France is poised to implement bitcoin transparency regulations in the next five months, according to a report from the Wall Street Journal.
The finance ministry in the country has stated that they plan to have new regulations in place by year’s end to have financial institutions operating in the digital currency space to both collect and verify the identity of users before allowing them to open accounts.
The measures will ensure that users aren’t committing crimes like money laundering or tax evasion — similar to how traditional financial institutions (like banks) operate.
No specific dates were announced, but it certainly appears to be a work-in-progress.
Updated tax rules
The finance ministry also added that they have updated their tax regulations to encompass bitcoin at some level. Profits from bitcoin sales will be subject to a capital gains tax, which can be significant.
The move follows in the footsteps of regulations already implements in the United States and United Kingdom, however, so it shouldn’t come as a surprise.
The Wall Street Journal also reports that France will be classifying bitcoin as an asset that add to their owners’ wealth, therefore making them subject to the country’s “fortune tax.”

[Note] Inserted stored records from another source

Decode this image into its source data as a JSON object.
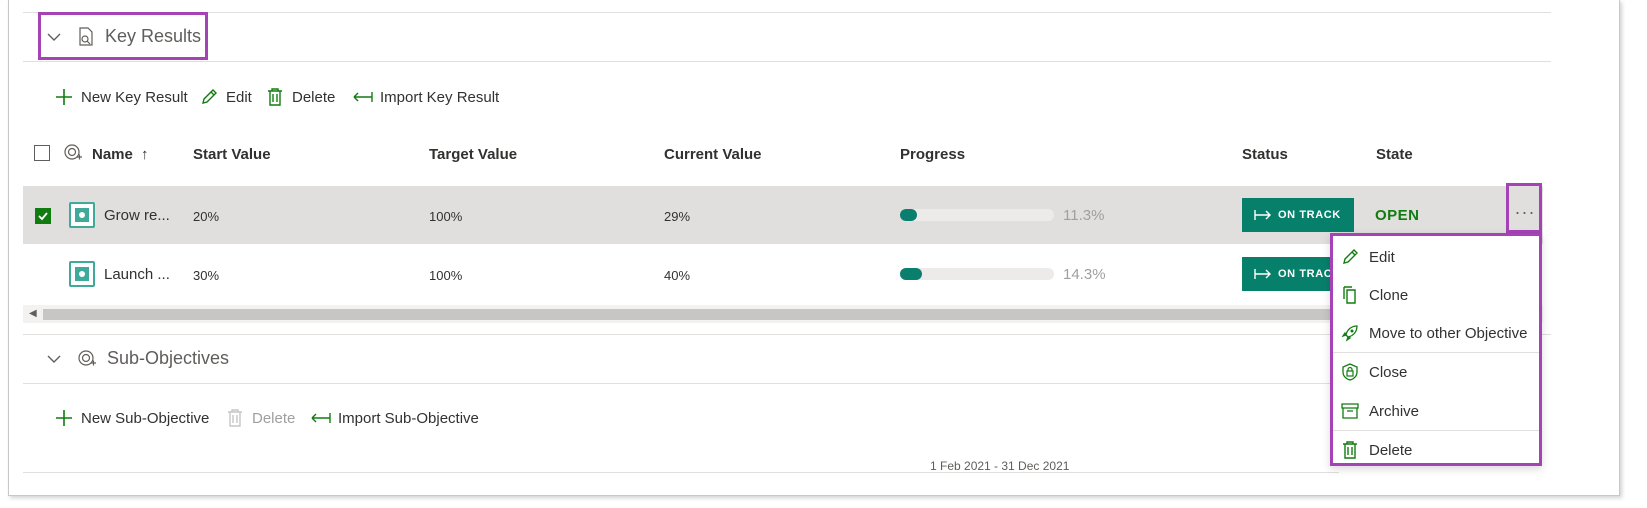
{
  "key_results_section": {
    "title": "Key Results",
    "toolbar": {
      "new_label": "New Key Result",
      "edit_label": "Edit",
      "delete_label": "Delete",
      "import_label": "Import Key Result"
    },
    "columns": {
      "name": "Name",
      "name_sort": "↑",
      "start_value": "Start Value",
      "target_value": "Target Value",
      "current_value": "Current Value",
      "progress": "Progress",
      "status": "Status",
      "state": "State"
    },
    "rows": [
      {
        "selected": true,
        "name": "Grow re...",
        "start_value": "20%",
        "target_value": "100%",
        "current_value": "29%",
        "progress_pct": "11.3%",
        "progress": 0.113,
        "status": "ON TRACK",
        "state": "OPEN"
      },
      {
        "selected": false,
        "name": "Launch ...",
        "start_value": "30%",
        "target_value": "100%",
        "current_value": "40%",
        "progress_pct": "14.3%",
        "progress": 0.143,
        "status": "ON TRACK",
        "state": ""
      }
    ],
    "more_button": "···"
  },
  "sub_objectives_section": {
    "title": "Sub-Objectives",
    "toolbar": {
      "new_label": "New Sub-Objective",
      "delete_label": "Delete",
      "import_label": "Import Sub-Objective"
    }
  },
  "context_menu": {
    "items": [
      {
        "label": "Edit",
        "icon": "pencil-icon"
      },
      {
        "label": "Clone",
        "icon": "copy-icon"
      },
      {
        "label": "Move to other Objective",
        "icon": "rocket-icon"
      },
      {
        "label": "Close",
        "icon": "shield-lock-icon"
      },
      {
        "label": "Archive",
        "icon": "archive-icon"
      },
      {
        "label": "Delete",
        "icon": "trash-icon"
      }
    ]
  },
  "footer": {
    "date_range": "1 Feb 2021 - 31 Dec 2021"
  },
  "colors": {
    "accent_green": "#107c10",
    "status_teal": "#07806b",
    "highlight_purple": "#a543b6"
  }
}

Just yesterday, Argentina’s Financial Intelligence Unit announced that financial institutions are now required to “report operations performed with virtual coins,” in accordance with a newly-passed resolution, enacted on the 4th of July.
As the expansion of bitcoin and other digital currencies continue,many expect to see much more of this type of legislative involvement. In New York, for example, the state’s Department of Financial Services will shortly be released regulatory rules for both consumers and businesses.
[textmarker color=”C24000″]Source[/textmarker] Digits/WSJ